[Opening Given data section]

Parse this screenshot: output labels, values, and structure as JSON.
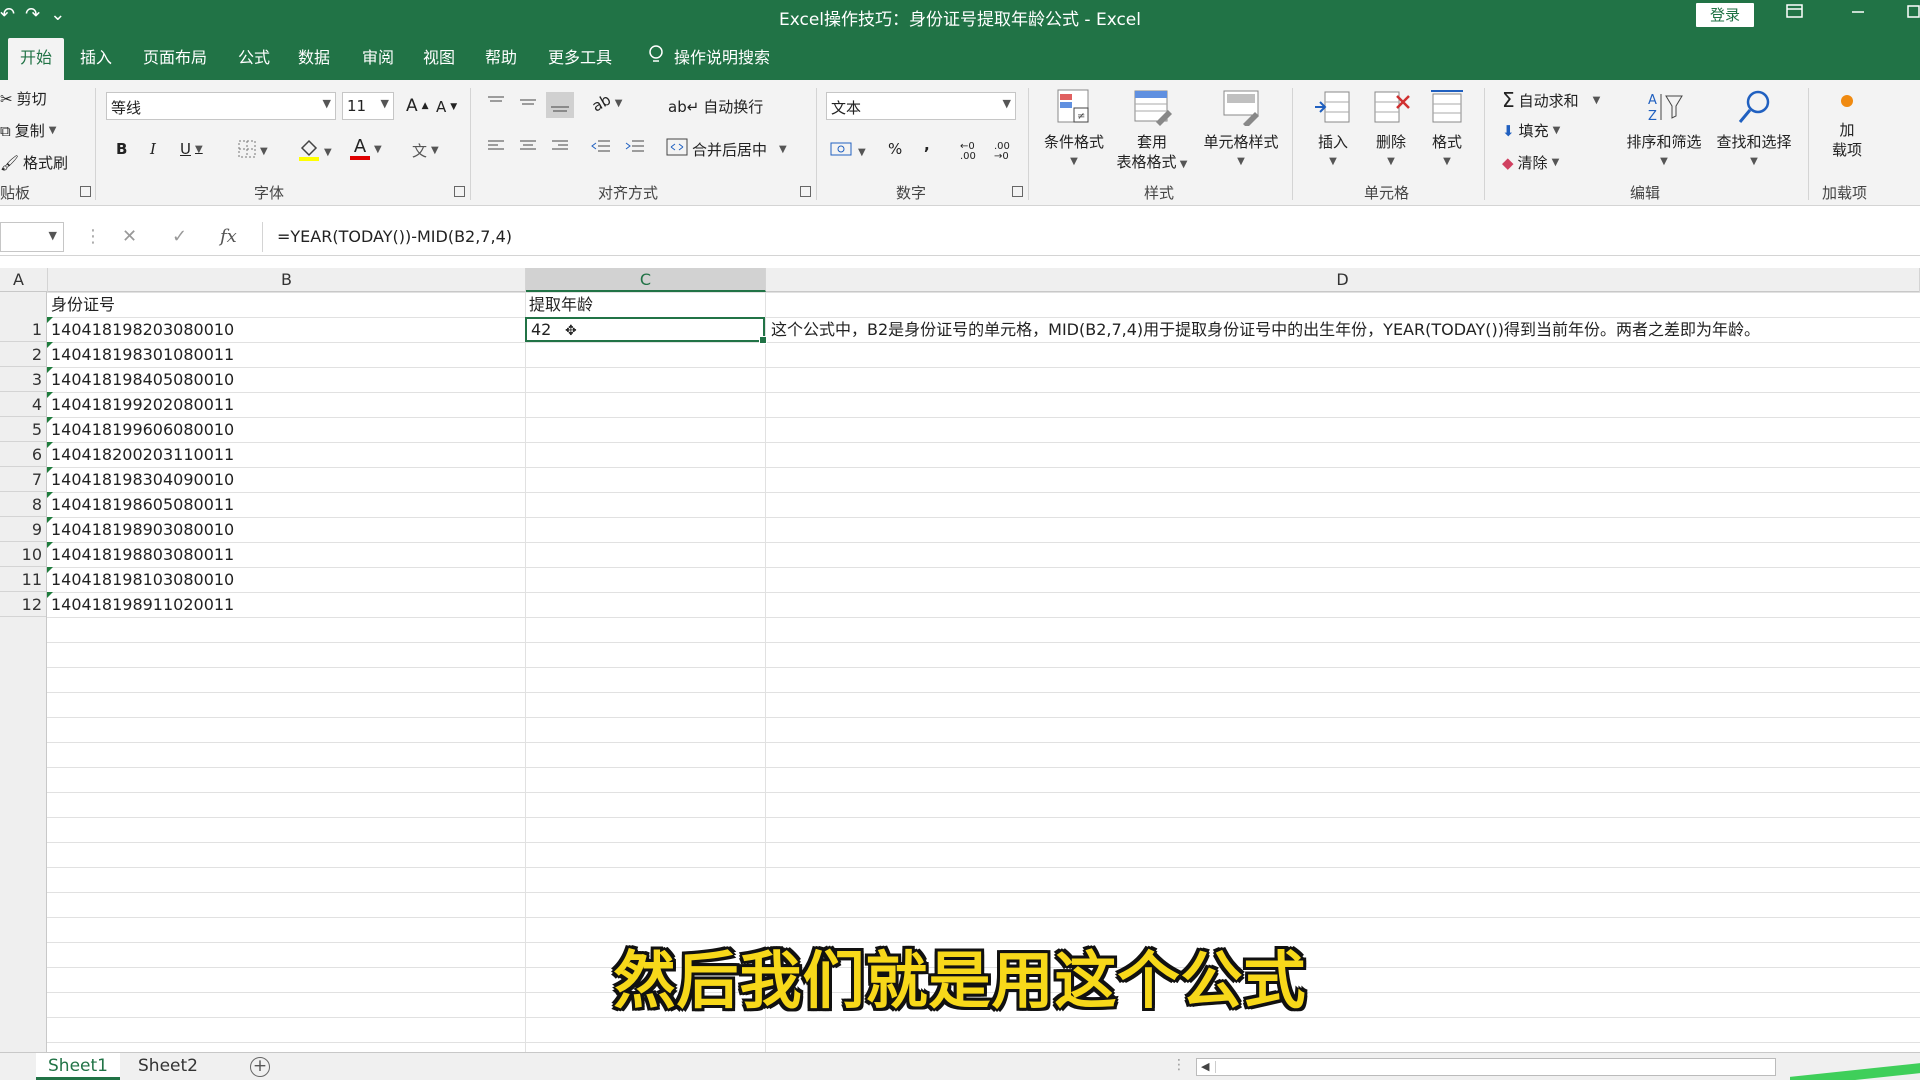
{
  "titlebar": {
    "title": "Excel操作技巧：身份证号提取年龄公式 - Excel",
    "login_label": "登录",
    "qat_undo": "↶",
    "qat_redo": "↷",
    "qat_more": "⌄"
  },
  "tabs": [
    {
      "label": "开始",
      "active": true
    },
    {
      "label": "插入"
    },
    {
      "label": "页面布局"
    },
    {
      "label": "公式"
    },
    {
      "label": "数据"
    },
    {
      "label": "审阅"
    },
    {
      "label": "视图"
    },
    {
      "label": "帮助"
    },
    {
      "label": "更多工具"
    }
  ],
  "tell_me": "操作说明搜索",
  "ribbon": {
    "clipboard": {
      "cut": "剪切",
      "copy": "复制",
      "format_painter": "格式刷",
      "group": "贴板"
    },
    "font": {
      "name": "等线",
      "size": "11",
      "bold": "B",
      "italic": "I",
      "underline": "U",
      "grow": "A",
      "shrink": "A",
      "color_letter": "A",
      "wen": "文",
      "group": "字体"
    },
    "alignment": {
      "wrap": "自动换行",
      "merge": "合并后居中",
      "group": "对齐方式"
    },
    "number": {
      "format": "文本",
      "percent": "%",
      "comma": ",",
      "group": "数字"
    },
    "styles": {
      "conditional": "条件格式",
      "table_1": "套用",
      "table_2": "表格格式",
      "cell_styles": "单元格样式",
      "group": "样式"
    },
    "cells": {
      "insert": "插入",
      "delete": "删除",
      "format": "格式",
      "group": "单元格"
    },
    "editing": {
      "autosum": "自动求和",
      "fill": "填充",
      "clear": "清除",
      "sort": "排序和筛选",
      "find": "查找和选择",
      "group": "编辑"
    },
    "addins": {
      "label_1": "加",
      "label_2": "载项",
      "group": "加载项"
    }
  },
  "formula_bar": {
    "fx": "fx",
    "formula": "=YEAR(TODAY())-MID(B2,7,4)"
  },
  "columns": [
    "A",
    "B",
    "C",
    "D"
  ],
  "headers": {
    "b": "身份证号",
    "c": "提取年龄"
  },
  "rows": [
    {
      "n": "1",
      "id": "140418198203080010",
      "age": "42"
    },
    {
      "n": "2",
      "id": "140418198301080011"
    },
    {
      "n": "3",
      "id": "140418198405080010"
    },
    {
      "n": "4",
      "id": "140418199202080011"
    },
    {
      "n": "5",
      "id": "140418199606080010"
    },
    {
      "n": "6",
      "id": "140418200203110011"
    },
    {
      "n": "7",
      "id": "140418198304090010"
    },
    {
      "n": "8",
      "id": "140418198605080011"
    },
    {
      "n": "9",
      "id": "140418198903080010"
    },
    {
      "n": "10",
      "id": "140418198803080011"
    },
    {
      "n": "11",
      "id": "140418198103080010"
    },
    {
      "n": "12",
      "id": "140418198911020011"
    }
  ],
  "note_d": "这个公式中，B2是身份证号的单元格，MID(B2,7,4)用于提取身份证号中的出生年份，YEAR(TODAY())得到当前年份。两者之差即为年龄。",
  "subtitle": "然后我们就是用这个公式",
  "sheets": [
    "Sheet1",
    "Sheet2"
  ],
  "add_sheet": "+",
  "colors": {
    "accent": "#217346",
    "subtitle": "#f7d81a"
  }
}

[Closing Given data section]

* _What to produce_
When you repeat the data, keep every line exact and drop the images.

* _Result_
Parse this screenshot: output labels, values, and structure as JSON.
{
  "titlebar": {
    "title": "Excel操作技巧：身份证号提取年龄公式 - Excel",
    "login_label": "登录",
    "qat_undo": "↶",
    "qat_redo": "↷",
    "qat_more": "⌄"
  },
  "tabs": [
    {
      "label": "开始",
      "active": true
    },
    {
      "label": "插入"
    },
    {
      "label": "页面布局"
    },
    {
      "label": "公式"
    },
    {
      "label": "数据"
    },
    {
      "label": "审阅"
    },
    {
      "label": "视图"
    },
    {
      "label": "帮助"
    },
    {
      "label": "更多工具"
    }
  ],
  "tell_me": "操作说明搜索",
  "ribbon": {
    "clipboard": {
      "cut": "剪切",
      "copy": "复制",
      "format_painter": "格式刷",
      "group": "贴板"
    },
    "font": {
      "name": "等线",
      "size": "11",
      "bold": "B",
      "italic": "I",
      "underline": "U",
      "grow": "A",
      "shrink": "A",
      "color_letter": "A",
      "wen": "文",
      "group": "字体"
    },
    "alignment": {
      "wrap": "自动换行",
      "merge": "合并后居中",
      "group": "对齐方式"
    },
    "number": {
      "format": "文本",
      "percent": "%",
      "comma": ",",
      "group": "数字"
    },
    "styles": {
      "conditional": "条件格式",
      "table_1": "套用",
      "table_2": "表格格式",
      "cell_styles": "单元格样式",
      "group": "样式"
    },
    "cells": {
      "insert": "插入",
      "delete": "删除",
      "format": "格式",
      "group": "单元格"
    },
    "editing": {
      "autosum": "自动求和",
      "fill": "填充",
      "clear": "清除",
      "sort": "排序和筛选",
      "find": "查找和选择",
      "group": "编辑"
    },
    "addins": {
      "label_1": "加",
      "label_2": "载项",
      "group": "加载项"
    }
  },
  "formula_bar": {
    "fx": "fx",
    "formula": "=YEAR(TODAY())-MID(B2,7,4)"
  },
  "columns": [
    "A",
    "B",
    "C",
    "D"
  ],
  "headers": {
    "b": "身份证号",
    "c": "提取年龄"
  },
  "rows": [
    {
      "n": "1",
      "id": "140418198203080010",
      "age": "42"
    },
    {
      "n": "2",
      "id": "140418198301080011"
    },
    {
      "n": "3",
      "id": "140418198405080010"
    },
    {
      "n": "4",
      "id": "140418199202080011"
    },
    {
      "n": "5",
      "id": "140418199606080010"
    },
    {
      "n": "6",
      "id": "140418200203110011"
    },
    {
      "n": "7",
      "id": "140418198304090010"
    },
    {
      "n": "8",
      "id": "140418198605080011"
    },
    {
      "n": "9",
      "id": "140418198903080010"
    },
    {
      "n": "10",
      "id": "140418198803080011"
    },
    {
      "n": "11",
      "id": "140418198103080010"
    },
    {
      "n": "12",
      "id": "140418198911020011"
    }
  ],
  "note_d": "这个公式中，B2是身份证号的单元格，MID(B2,7,4)用于提取身份证号中的出生年份，YEAR(TODAY())得到当前年份。两者之差即为年龄。",
  "subtitle": "然后我们就是用这个公式",
  "sheets": [
    "Sheet1",
    "Sheet2"
  ],
  "add_sheet": "+",
  "colors": {
    "accent": "#217346",
    "subtitle": "#f7d81a"
  }
}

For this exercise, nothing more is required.